'Clutter' accumulates as pavements collect additional pieces of equipment and signs over time and has the affect of making a location look untidy and unmanaged.
But one person's clutter is another's advertising, so before you start clearing the streets, take time to talk to your local partnership members and discuss the key issues. Things to consider include the positioning of necessary items and the removal of any non-essential items. For example, it may be possible to attach some signs to street lamp columns or buildings, and careful planning can minimise the number of separate street signs, sign posts and other items. Clustering items together can help and in some cases camouflaging essential but unattractive items with planting can help to improve the general feel and appearance of your town centre. For maximum impact, use the results of a Street Audit to remove as many redundant objects as possible one go - a ‘clutter blitz’.
Removing clutter will also enhance the clarity of any pedestrian wayfinding signage and design guidance your local partnership produces too.

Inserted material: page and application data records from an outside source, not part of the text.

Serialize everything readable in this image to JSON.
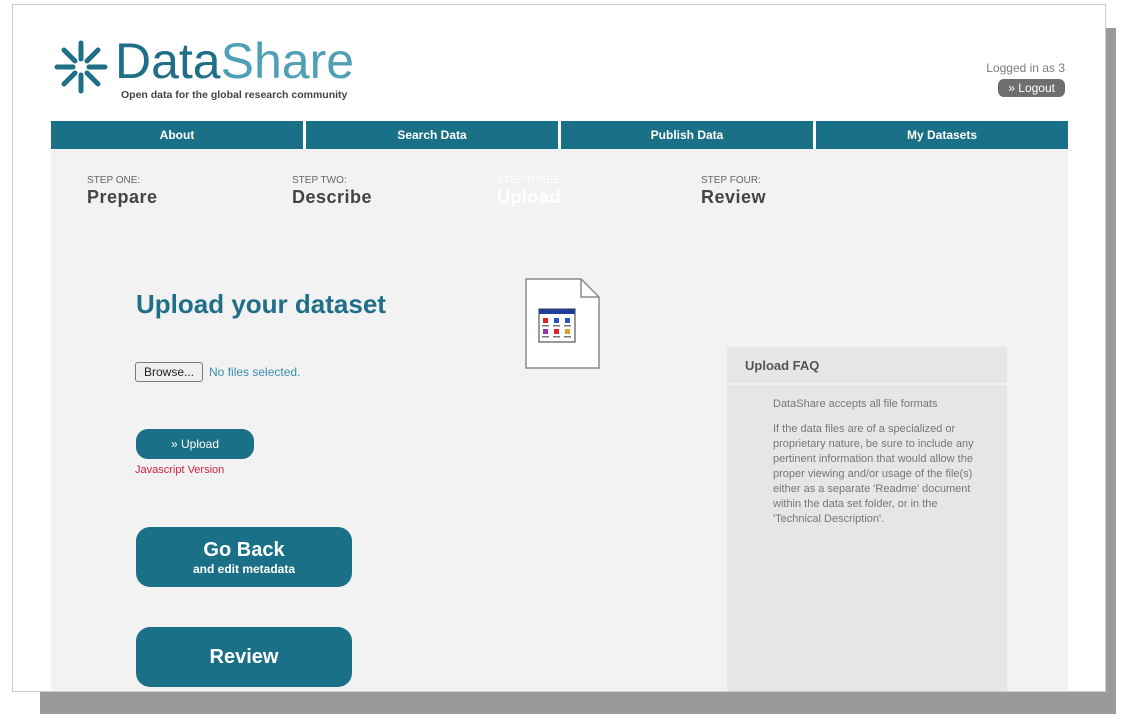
{
  "brand": {
    "name_dark": "Data",
    "name_light": "Share",
    "tagline": "Open data for the global research community"
  },
  "user": {
    "logged_in_text": "Logged in as 3",
    "logout_label": "» Logout"
  },
  "nav": {
    "items": [
      {
        "label": "About"
      },
      {
        "label": "Search Data"
      },
      {
        "label": "Publish Data"
      },
      {
        "label": "My Datasets"
      }
    ]
  },
  "steps": [
    {
      "label": "STEP ONE:",
      "name": "Prepare"
    },
    {
      "label": "STEP TWO:",
      "name": "Describe"
    },
    {
      "label": "STEP THREE:",
      "name": "Upload"
    },
    {
      "label": "STEP FOUR:",
      "name": "Review"
    }
  ],
  "upload": {
    "heading": "Upload your dataset",
    "browse_label": "Browse...",
    "no_files_text": "No files selected.",
    "upload_label": "» Upload",
    "js_version_label": "Javascript Version"
  },
  "buttons": {
    "go_back_title": "Go Back",
    "go_back_sub": "and edit metadata",
    "review_title": "Review"
  },
  "faq": {
    "title": "Upload FAQ",
    "p1": "DataShare accepts all file formats",
    "p2": "If the data files are of a specialized or proprietary nature, be sure to include any pertinent information that would allow the proper viewing and/or usage of the file(s) either as a separate 'Readme' document within the data set folder, or in the 'Technical Description'."
  },
  "colors": {
    "accent": "#1a7087",
    "brand_light": "#4f9fb6",
    "warning": "#d2233a"
  },
  "icons": {
    "logo": "asterisk-burst-icon",
    "broken_image": "broken-image-icon"
  }
}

Where a landowner may be responsible for clutter, local authorities have the power to ensure they clean up their area under Section 215 of the Town and Country Planning Act 1990.